Perhaps one of the most profound and yet seemingly simple approaches to ceaseless prayer has been the practice of the presence of God handed on to us from a 17th century French Carmelite, Brother Lawrence of the Resurrection. Without leaving any formal teaching, except letters and short meditations and conversations noted by his friends, Br Lawrence reveals that we can, at any time of the day, in whatever occupation busies us, acknowledge the God who is present to us. He advises that we should turn to him frequently throughout our day, greeting him, thanking him, praising him, petitioning him, laying others before him, and that this practice can become the normal manner of our prayer and behaviour. But to do this, he reminds us, we must leave aside the thoughts which distract us, burden us, afflict us, and crowd our minds like so many flies which fill the rooms of a house and which we must turn outside first (William of St Thierry). And along with this we must be people who live lives sustained by the sacraments, and particularly the sacrament by which our sins are forgiven and the life of grace is restored within us. So, while there is a simplicity inherent in this practice of the presence of God our interior work to continually, and gently, move aside the things which prevent our constant turning to God makes demands of us and calls for patience and perseverance.

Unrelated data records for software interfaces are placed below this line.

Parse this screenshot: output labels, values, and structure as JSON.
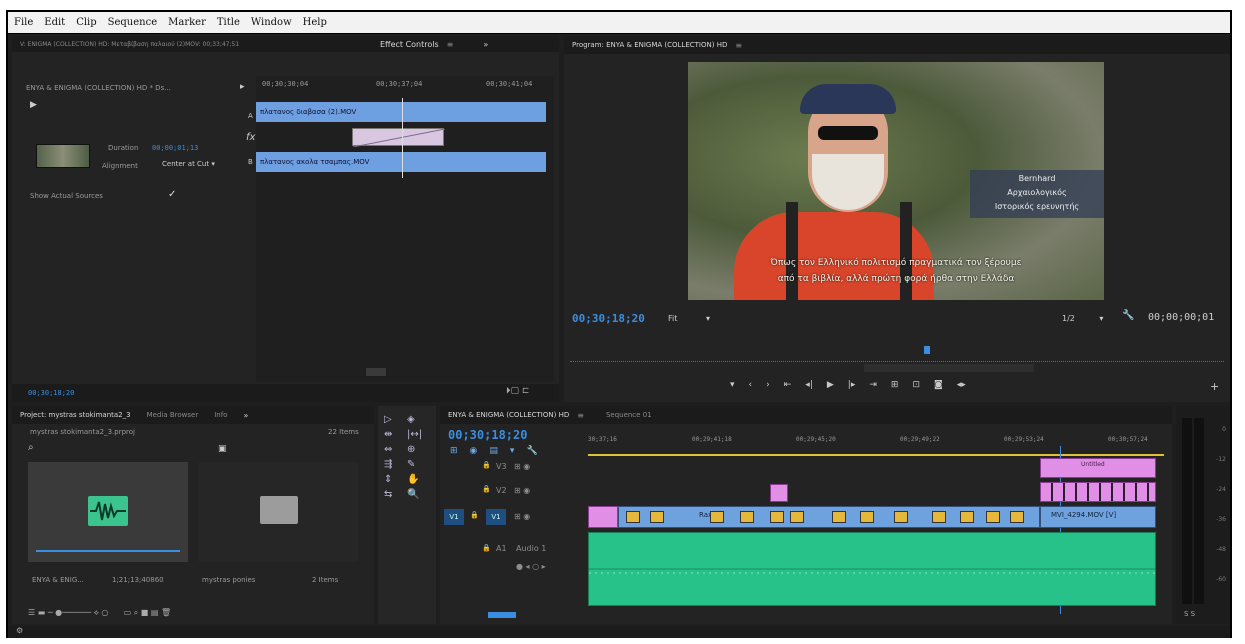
{
  "menu": [
    "File",
    "Edit",
    "Clip",
    "Sequence",
    "Marker",
    "Title",
    "Window",
    "Help"
  ],
  "effect_controls": {
    "source_tab": "V: ENIGMA (COLLECTION) HD: Μεταβίβαση παλαιού (2)ΜΟV: 00;33;47;51",
    "tab": "Effect Controls",
    "clip_title": "ENYA & ENIGMA (COLLECTION) HD * Ds...",
    "times": [
      "00;30;30;04",
      "00;30;37;04",
      "00;30;41;04"
    ],
    "clip_a": "πλατανος διαβασα (2).MOV",
    "clip_b": "πλατανος ακολα τσαμπας.MOV",
    "duration_label": "Duration",
    "duration_value": "00;00;01;13",
    "alignment_label": "Alignment",
    "alignment_value": "Center at Cut",
    "show_actual_label": "Show Actual Sources",
    "timecode": "00;30;18;20",
    "letter_a": "A",
    "letter_b": "B",
    "fx": "fx",
    "play_glyph": "▶",
    "check_glyph": "✓",
    "dropdown_glyph": "▾",
    "tab_menu_glyph": "≡",
    "more_glyph": "»",
    "right_glyph": "▸",
    "footer_icons": "⏵▢ ⊏"
  },
  "program": {
    "tab": "Program: ENYA & ENIGMA (COLLECTION) HD",
    "timecode": "00;30;18;20",
    "fit": "Fit",
    "quality": "1/2",
    "duration": "00;00;00;01",
    "overlay_name": "Bernhard",
    "overlay_role1": "Αρχαιολογικός",
    "overlay_role2": "Ιστορικός ερευνητής",
    "subtitle1": "Όπως τον Ελληνικό πολιτισμό πραγματικά τον ξέρουμε",
    "subtitle2": "από τα βιβλία, αλλά πρώτη φορά ήρθα στην Ελλάδα",
    "controls": [
      "▾",
      "‹",
      "›",
      "⇤",
      "◂|",
      "▶",
      "|▸",
      "⇥",
      "⊞",
      "⊡",
      "◙",
      "◂▸"
    ],
    "add_btn": "+",
    "tab_menu_glyph": "≡",
    "dropdown_glyph": "▾",
    "wrench_glyph": "🔧"
  },
  "project": {
    "tab": "Project: mystras stokimanta2_3",
    "tab2": "Media Browser",
    "tab3": "Info",
    "more_glyph": "»",
    "file": "mystras stokimanta2_3.prproj",
    "items_count": "22 Items",
    "search_glyph": "⌕",
    "folder_glyph": "▣",
    "item1_name": "ENYA & ENIG...",
    "item1_dur": "1;21;13;40860",
    "item2_name": "mystras ponies",
    "item2_count": "2 Items",
    "footer_icons": "☰ ▬ ─ ●────── ⟡ ○      ▭ ⌕ ■ ▤ 🗑"
  },
  "tools": [
    "▷",
    "◈",
    "⇹",
    "|↔|",
    "⇔",
    "⊕",
    "⇶",
    "✎",
    "⇕",
    "✋",
    "⇆",
    "🔍"
  ],
  "timeline": {
    "tab1": "ENYA & ENIGMA (COLLECTION) HD",
    "tab2": "Sequence 01",
    "close_glyph": "≡",
    "timecode": "00;30;18;20",
    "ruler": [
      "30;37;16",
      "00;29;41;18",
      "00;29;45;20",
      "00;29;49;22",
      "00;29;53;24",
      "00;30;57;24"
    ],
    "tracks": [
      {
        "name": "V3"
      },
      {
        "name": "V2"
      },
      {
        "name": "V1"
      },
      {
        "name": "A1",
        "label": "Audio 1"
      }
    ],
    "v1_src": "V1",
    "clip_v3_label": "Untitled",
    "clip_v1_end": "MVI_4294.MOV [V]",
    "clip_rax": "Rax",
    "fx": "fx",
    "toolbar_icons": [
      "⊞",
      "◉",
      "▤",
      "▾",
      "🔧"
    ],
    "track_ctrl_icons": "⊞ ◉",
    "audio_ctrl_icons": "● ◂ ○ ▸",
    "lock_glyph": "🔒"
  },
  "meter": {
    "ticks": [
      "0",
      "-12",
      "-24",
      "-36",
      "-48",
      "-60"
    ],
    "bottom": "S S"
  },
  "statusbar": {
    "icon": "⚙"
  }
}
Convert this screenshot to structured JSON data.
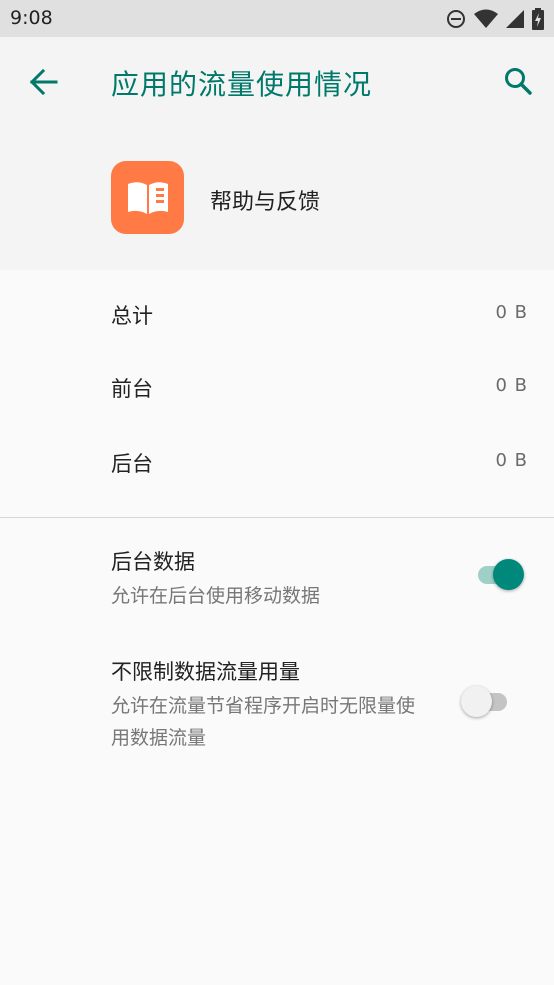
{
  "status_bar": {
    "time": "9:08",
    "icons": [
      "dnd-icon",
      "wifi-icon",
      "signal-icon",
      "battery-icon"
    ]
  },
  "header": {
    "title": "应用的流量使用情况"
  },
  "app": {
    "name": "帮助与反馈",
    "icon": "book-icon",
    "icon_color": "#ff7a45"
  },
  "usage": {
    "rows": [
      {
        "label": "总计",
        "value": "0 B"
      },
      {
        "label": "前台",
        "value": "0 B"
      },
      {
        "label": "后台",
        "value": "0 B"
      }
    ]
  },
  "settings": {
    "background_data": {
      "title": "后台数据",
      "subtitle": "允许在后台使用移动数据",
      "enabled": true
    },
    "unrestricted_data": {
      "title": "不限制数据流量用量",
      "subtitle": "允许在流量节省程序开启时无限量使用数据流量",
      "enabled": false
    }
  },
  "colors": {
    "accent": "#00796b",
    "switch_on": "#00897b"
  }
}
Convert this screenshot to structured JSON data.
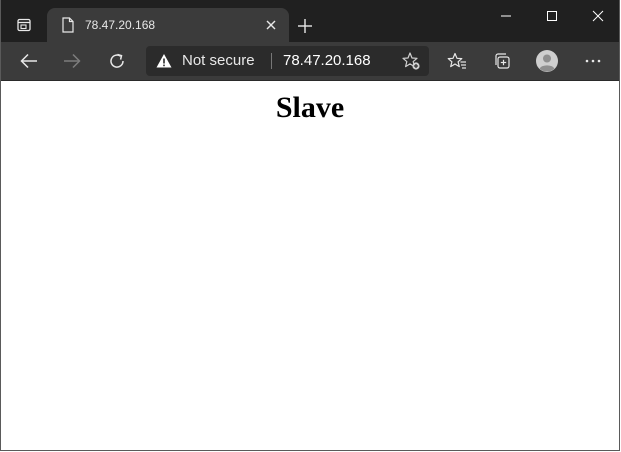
{
  "window": {
    "tab": {
      "title": "78.47.20.168",
      "favicon": "page-icon"
    },
    "controls": [
      "minimize-icon",
      "maximize-icon",
      "close-icon"
    ]
  },
  "toolbar": {
    "back_icon": "arrow-left-icon",
    "forward_icon": "arrow-right-icon",
    "refresh_icon": "refresh-icon",
    "address": {
      "security_label": "Not secure",
      "url": "78.47.20.168"
    },
    "right_icons": [
      "favorites-icon",
      "collections-icon",
      "profile-icon",
      "more-icon"
    ]
  },
  "page": {
    "heading": "Slave"
  },
  "colors": {
    "titlebar": "#202020",
    "toolbar": "#3b3b3b",
    "addressbar": "#2b2b2b",
    "page_background": "#ffffff"
  }
}
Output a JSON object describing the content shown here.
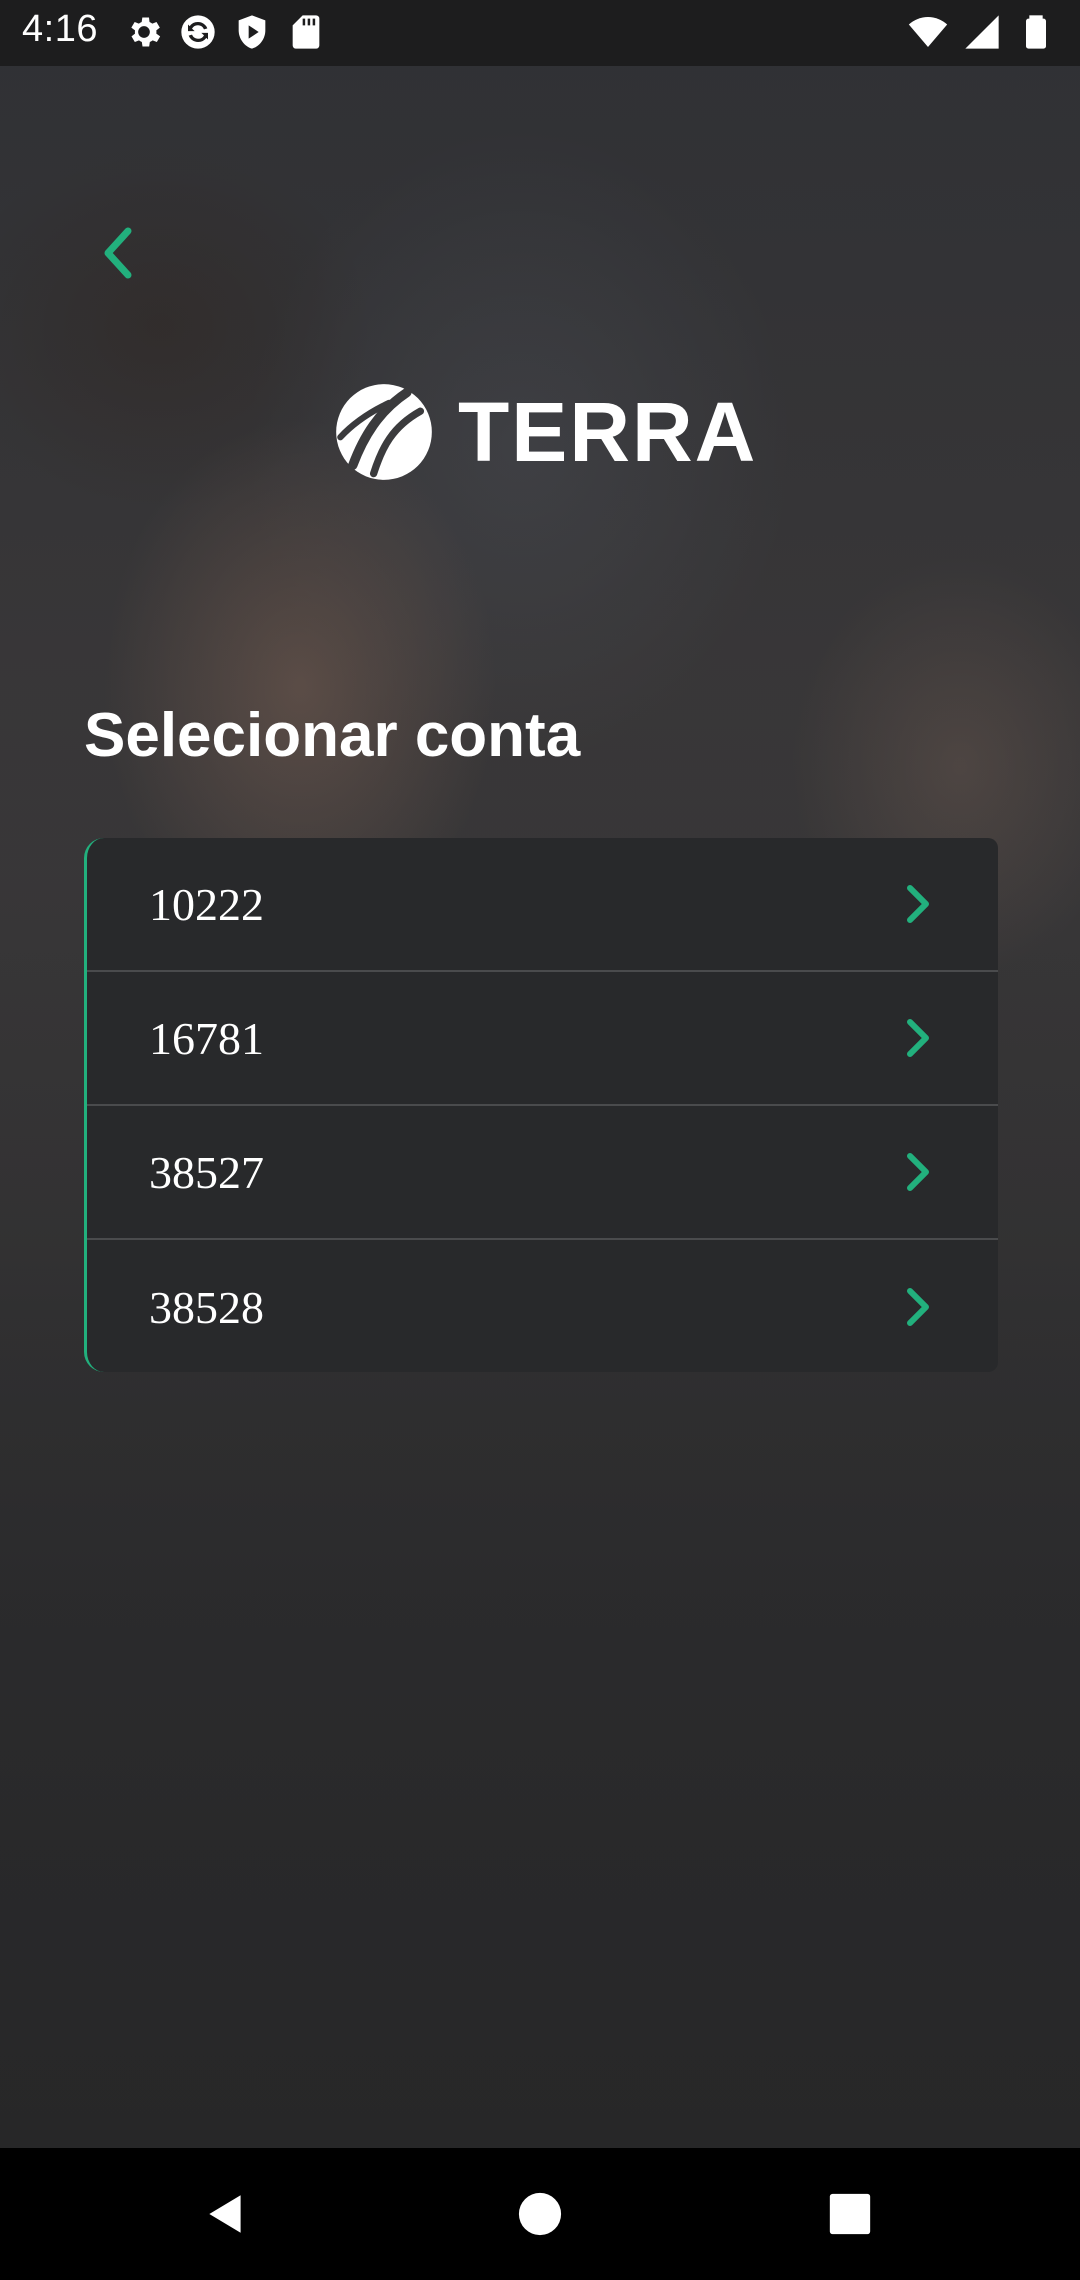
{
  "status_bar": {
    "time": "4:16",
    "left_icons": [
      "settings-icon",
      "sync-icon",
      "shield-icon",
      "sd-card-icon"
    ],
    "right_icons": [
      "wifi-icon",
      "signal-icon",
      "battery-icon"
    ]
  },
  "colors": {
    "accent": "#22b07d",
    "card_background": "#28292b",
    "status_bar": "#1d1d1e"
  },
  "header": {
    "back_icon": "chevron-left-icon",
    "logo_text": "TERRA"
  },
  "main": {
    "title": "Selecionar conta",
    "accounts": [
      {
        "number": "10222"
      },
      {
        "number": "16781"
      },
      {
        "number": "38527"
      },
      {
        "number": "38528"
      }
    ]
  },
  "nav_bar": {
    "buttons": [
      "back",
      "home",
      "recents"
    ]
  }
}
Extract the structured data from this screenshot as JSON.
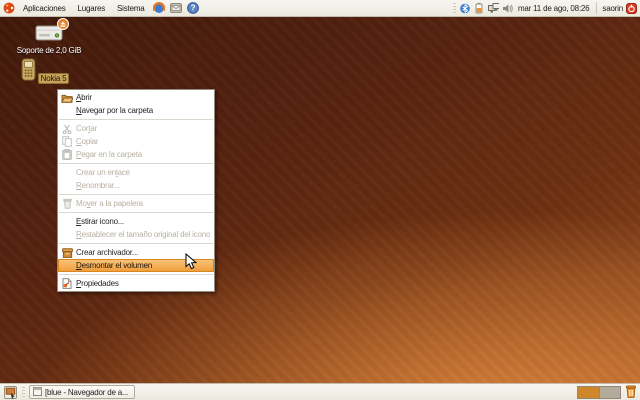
{
  "top_panel": {
    "menus": [
      {
        "label": "Aplicaciones"
      },
      {
        "label": "Lugares"
      },
      {
        "label": "Sistema"
      }
    ],
    "launcher_icons": [
      "firefox-icon",
      "mail-icon",
      "help-icon"
    ],
    "tray_icons": [
      "bluetooth-icon",
      "battery-icon",
      "network-icon",
      "volume-icon"
    ],
    "clock": "mar 11 de ago, 08:26",
    "username": "saorin",
    "logout_icon": "logout-icon"
  },
  "desktop": {
    "icons": [
      {
        "label": "Soporte de 2,0 GiB",
        "icon": "drive-icon",
        "emblem": "eject-emblem-icon",
        "selected": false
      },
      {
        "label": "Nokia 5",
        "icon": "phone-icon",
        "selected": true
      }
    ]
  },
  "context_menu": {
    "items": [
      {
        "type": "item",
        "label": "Abrir",
        "icon": "open-folder",
        "enabled": true,
        "mnemonic": 0
      },
      {
        "type": "item",
        "label": "Navegar por la carpeta",
        "enabled": true,
        "mnemonic": 0
      },
      {
        "type": "separator"
      },
      {
        "type": "item",
        "label": "Cortar",
        "icon": "cut",
        "enabled": false,
        "mnemonic": 3
      },
      {
        "type": "item",
        "label": "Copiar",
        "icon": "copy",
        "enabled": false,
        "mnemonic": 0
      },
      {
        "type": "item",
        "label": "Pegar en la carpeta",
        "icon": "paste",
        "enabled": false,
        "mnemonic": 0
      },
      {
        "type": "separator"
      },
      {
        "type": "item",
        "label": "Crear un enlace",
        "enabled": false,
        "mnemonic": 11
      },
      {
        "type": "item",
        "label": "Renombrar...",
        "enabled": false,
        "mnemonic": 0
      },
      {
        "type": "separator"
      },
      {
        "type": "item",
        "label": "Mover a la papelera",
        "icon": "trash",
        "enabled": false,
        "mnemonic": 2
      },
      {
        "type": "separator"
      },
      {
        "type": "item",
        "label": "Estirar icono...",
        "enabled": true,
        "mnemonic": 0
      },
      {
        "type": "item",
        "label": "Restablecer el tamaño original del icono",
        "enabled": false,
        "mnemonic": 0
      },
      {
        "type": "separator"
      },
      {
        "type": "item",
        "label": "Crear archivador...",
        "icon": "archive",
        "enabled": true
      },
      {
        "type": "item",
        "label": "Desmontar el volumen",
        "enabled": true,
        "highlighted": true,
        "mnemonic": 0
      },
      {
        "type": "separator"
      },
      {
        "type": "item",
        "label": "Propiedades",
        "icon": "properties",
        "enabled": true,
        "mnemonic": 0
      }
    ]
  },
  "bottom_panel": {
    "show_desktop_icon": "show-desktop-icon",
    "taskbar_items": [
      {
        "label": "[blue - Navegador de a...",
        "icon": "window-icon"
      }
    ],
    "workspaces": [
      {
        "active": true
      },
      {
        "active": false
      }
    ],
    "trash_icon": "trash-icon"
  },
  "colors": {
    "panel_bg": "#f2efe9",
    "menu_highlight": "#f09b38",
    "menu_highlight_border": "#d8871e",
    "selection_tan": "#c7a258",
    "desktop_dark": "#41190a",
    "desktop_bright": "#b2642f",
    "active_workspace": "#d0872c",
    "disabled_text": "#b9b1a3"
  }
}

Those of us who practice the art of lectio divina – encounter with Christ addressing himself to us in the word of Sacred Scripture – are already,in some way, opening ourselves to the reality of ceaseless prayer. To carry around with us, in our minds and hearts, a phrase from our reading of Scripture which we repeat to ourselves through the day, mull over and chew so that we acquire not just the sense of the word for me in my life but almost begin to taste it, in some way, so that it nourishes us and flavours our life, begin to practice ceaseless prayer. And the centre of this way of praying is that the prayer takes over. It’s a little like a driverless car – I am completely involved in the journey, being carried along to my destination, but God is now entirely in control and bringing me safely to my destination, always accompanying, never abandoning.
Above all, the prayer practice which has most effectively allowed us to become people who pray without ceasing is the practice of the Jesus Prayer or the Invocation of the Holy Name. And this will be the practice which we will consider next week.
-Part of our ‘Monastic Practices’ series-